→ **TASK DATA**
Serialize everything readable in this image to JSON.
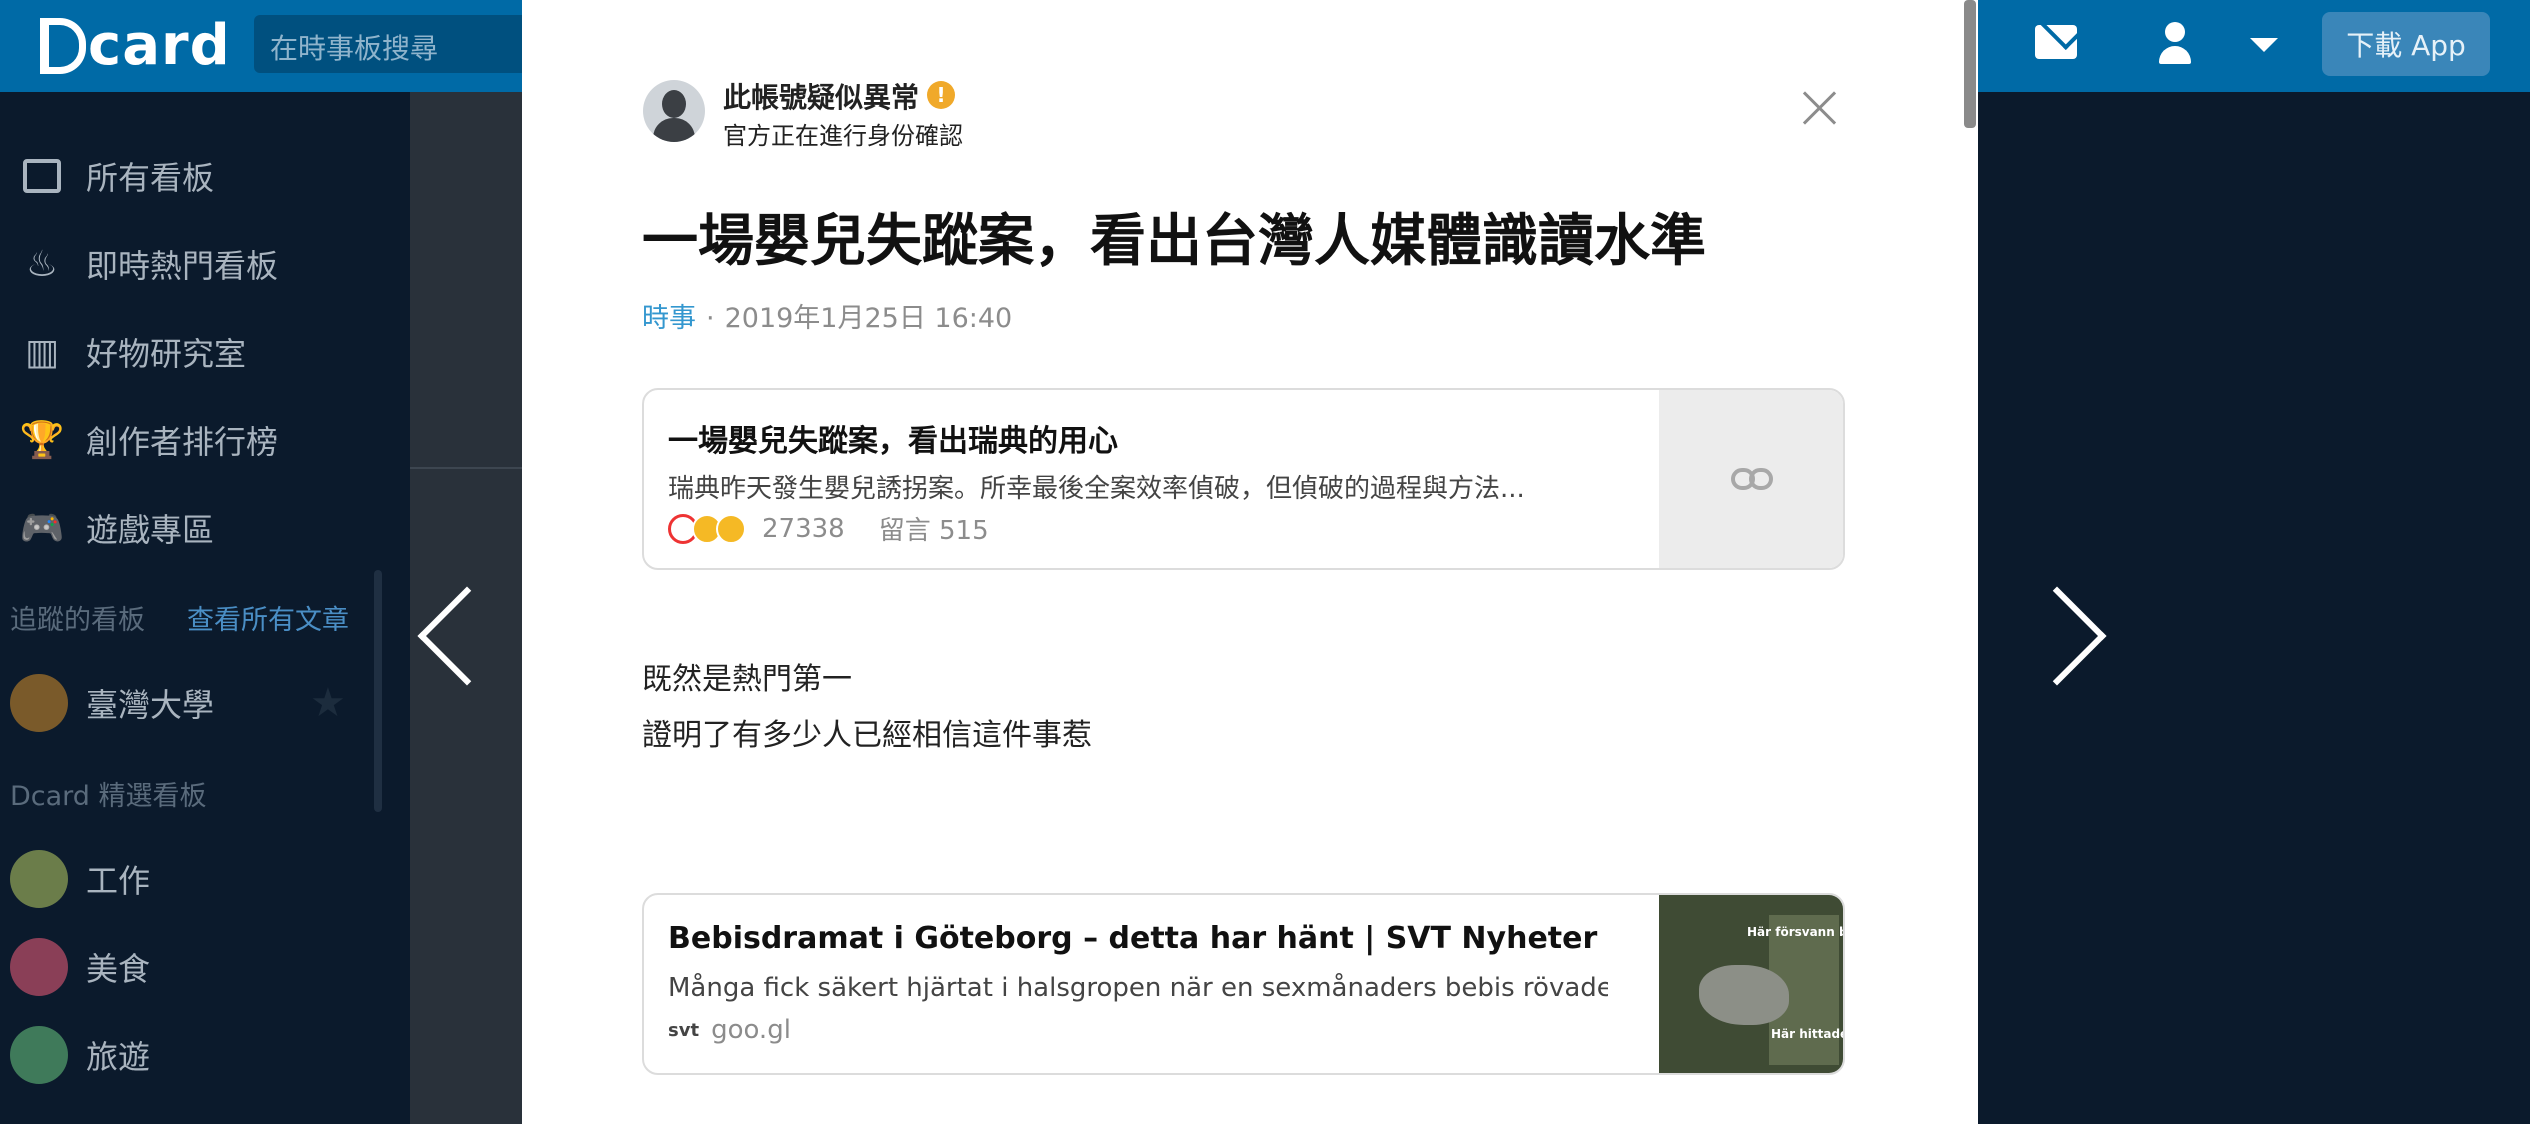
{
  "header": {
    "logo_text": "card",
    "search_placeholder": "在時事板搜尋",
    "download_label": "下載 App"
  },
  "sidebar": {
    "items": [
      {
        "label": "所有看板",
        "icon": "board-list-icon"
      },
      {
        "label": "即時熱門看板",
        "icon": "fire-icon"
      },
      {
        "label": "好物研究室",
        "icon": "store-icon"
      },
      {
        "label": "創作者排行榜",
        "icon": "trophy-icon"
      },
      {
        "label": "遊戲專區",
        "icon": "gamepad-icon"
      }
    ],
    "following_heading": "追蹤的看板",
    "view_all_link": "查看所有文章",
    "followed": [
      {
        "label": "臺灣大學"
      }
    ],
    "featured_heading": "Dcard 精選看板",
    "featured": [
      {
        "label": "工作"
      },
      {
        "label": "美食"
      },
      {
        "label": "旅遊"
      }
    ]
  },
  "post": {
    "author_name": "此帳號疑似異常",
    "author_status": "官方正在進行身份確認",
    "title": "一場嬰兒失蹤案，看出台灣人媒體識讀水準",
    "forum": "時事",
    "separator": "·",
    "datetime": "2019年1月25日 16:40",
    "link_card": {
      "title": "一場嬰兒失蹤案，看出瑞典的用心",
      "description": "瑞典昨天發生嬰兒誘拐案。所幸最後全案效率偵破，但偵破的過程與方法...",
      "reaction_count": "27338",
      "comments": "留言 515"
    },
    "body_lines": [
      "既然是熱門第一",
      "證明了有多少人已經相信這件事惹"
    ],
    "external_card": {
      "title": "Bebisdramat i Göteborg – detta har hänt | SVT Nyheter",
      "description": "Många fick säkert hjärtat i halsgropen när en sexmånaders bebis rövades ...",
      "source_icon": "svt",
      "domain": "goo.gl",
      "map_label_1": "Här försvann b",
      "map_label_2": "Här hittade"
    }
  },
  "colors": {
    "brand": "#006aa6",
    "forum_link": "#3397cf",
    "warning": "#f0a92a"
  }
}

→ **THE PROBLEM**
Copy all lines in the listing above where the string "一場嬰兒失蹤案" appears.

→ **REPLY**
    "title": "一場嬰兒失蹤案，看出台灣人媒體識讀水準",
      "title": "一場嬰兒失蹤案，看出瑞典的用心",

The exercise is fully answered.